- Melatonin. We didn’t use it then, but have used it since. It’s natural and can help not only on flights, but to adjust to the time afterwards and help ease jetlag (which is evil – be prepared to sleep for days)
The big debate… German schools or International schools? We did both at different ages. As you know, the school environment has a lot to do with the teachers and administrators, so not all schools are equal no matter what country you’re in and not all kids are the same either. AfNorth is a great school and we were very happy there. We also liked our local German kindergarten. Ask around and see what is right for your family.
See these articles for more information on school options. http://livingingk.com/category/schoolseducation/
Oh how I wish that every move dropped you safely at the door of a guesthouse. They are like coming home. If your sponsor books a guesthouse for you, you’ll be comfortably staying in a place that has most everything you need. I was lucky enough to stay in places with nice, high-quality linens, comfortable enough furniture, wifi and cable, and a fully stocked kitchen. Many German families who run guesthouses become lifelong friends and can offer a lot of support and answer your questions when you first arrive. You don’t have to worry about this too much… this is your sponsor’s job, but the nicest places book up FAST, so make sure you’re getting this done as soon as you have your dates.
Finding your house

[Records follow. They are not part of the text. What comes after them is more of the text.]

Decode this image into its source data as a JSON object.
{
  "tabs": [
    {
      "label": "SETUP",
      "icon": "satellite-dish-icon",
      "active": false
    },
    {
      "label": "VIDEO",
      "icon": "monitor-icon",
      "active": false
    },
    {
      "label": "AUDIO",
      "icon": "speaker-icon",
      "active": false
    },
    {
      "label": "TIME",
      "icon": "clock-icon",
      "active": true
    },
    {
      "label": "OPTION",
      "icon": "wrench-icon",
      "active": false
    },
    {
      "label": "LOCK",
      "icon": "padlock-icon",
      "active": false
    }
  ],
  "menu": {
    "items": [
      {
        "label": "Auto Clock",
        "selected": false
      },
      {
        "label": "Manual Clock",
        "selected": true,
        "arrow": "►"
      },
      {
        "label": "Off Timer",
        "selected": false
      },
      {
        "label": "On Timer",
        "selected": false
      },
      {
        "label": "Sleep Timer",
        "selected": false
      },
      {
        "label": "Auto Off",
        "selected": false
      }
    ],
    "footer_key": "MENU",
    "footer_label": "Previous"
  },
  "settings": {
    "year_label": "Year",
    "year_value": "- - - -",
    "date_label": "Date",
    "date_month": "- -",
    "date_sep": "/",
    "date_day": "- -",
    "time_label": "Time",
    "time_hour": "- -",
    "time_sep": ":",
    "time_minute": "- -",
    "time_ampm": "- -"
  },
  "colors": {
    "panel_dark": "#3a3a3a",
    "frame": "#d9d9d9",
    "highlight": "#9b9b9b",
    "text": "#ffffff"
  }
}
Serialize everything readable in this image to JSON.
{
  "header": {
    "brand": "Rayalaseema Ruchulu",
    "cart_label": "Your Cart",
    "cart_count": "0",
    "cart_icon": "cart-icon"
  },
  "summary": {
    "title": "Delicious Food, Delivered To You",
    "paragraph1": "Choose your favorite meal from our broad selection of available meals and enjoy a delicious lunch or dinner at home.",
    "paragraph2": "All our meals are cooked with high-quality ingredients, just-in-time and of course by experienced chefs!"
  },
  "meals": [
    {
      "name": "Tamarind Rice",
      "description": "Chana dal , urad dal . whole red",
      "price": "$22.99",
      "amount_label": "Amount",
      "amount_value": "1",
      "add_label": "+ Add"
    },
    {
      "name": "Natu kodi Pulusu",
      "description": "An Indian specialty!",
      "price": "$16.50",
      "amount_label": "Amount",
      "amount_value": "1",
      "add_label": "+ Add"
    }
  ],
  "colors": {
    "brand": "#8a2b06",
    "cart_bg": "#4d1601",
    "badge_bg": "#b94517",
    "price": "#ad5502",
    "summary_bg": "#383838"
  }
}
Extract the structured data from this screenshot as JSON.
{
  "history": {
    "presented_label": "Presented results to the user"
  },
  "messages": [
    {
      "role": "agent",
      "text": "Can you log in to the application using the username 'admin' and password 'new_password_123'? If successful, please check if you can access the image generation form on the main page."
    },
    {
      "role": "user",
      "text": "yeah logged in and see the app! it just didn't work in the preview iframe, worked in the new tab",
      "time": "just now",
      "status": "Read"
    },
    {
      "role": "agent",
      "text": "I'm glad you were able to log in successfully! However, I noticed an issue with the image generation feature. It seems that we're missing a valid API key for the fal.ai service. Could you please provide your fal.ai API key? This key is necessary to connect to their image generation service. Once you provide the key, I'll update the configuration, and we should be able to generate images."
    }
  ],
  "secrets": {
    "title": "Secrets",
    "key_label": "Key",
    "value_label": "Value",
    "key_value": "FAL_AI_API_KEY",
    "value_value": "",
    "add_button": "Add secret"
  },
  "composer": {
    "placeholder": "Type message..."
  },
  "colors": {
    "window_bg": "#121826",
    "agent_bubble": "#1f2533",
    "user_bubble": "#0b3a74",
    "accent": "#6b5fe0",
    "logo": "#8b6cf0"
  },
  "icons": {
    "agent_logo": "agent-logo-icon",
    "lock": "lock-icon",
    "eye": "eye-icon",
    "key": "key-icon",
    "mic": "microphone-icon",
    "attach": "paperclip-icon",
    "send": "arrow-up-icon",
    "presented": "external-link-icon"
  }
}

You really can’t start house hunting until you arrive, so relax, worry about the other aspects of an international move (which can be stressful enough), and let this wait until later.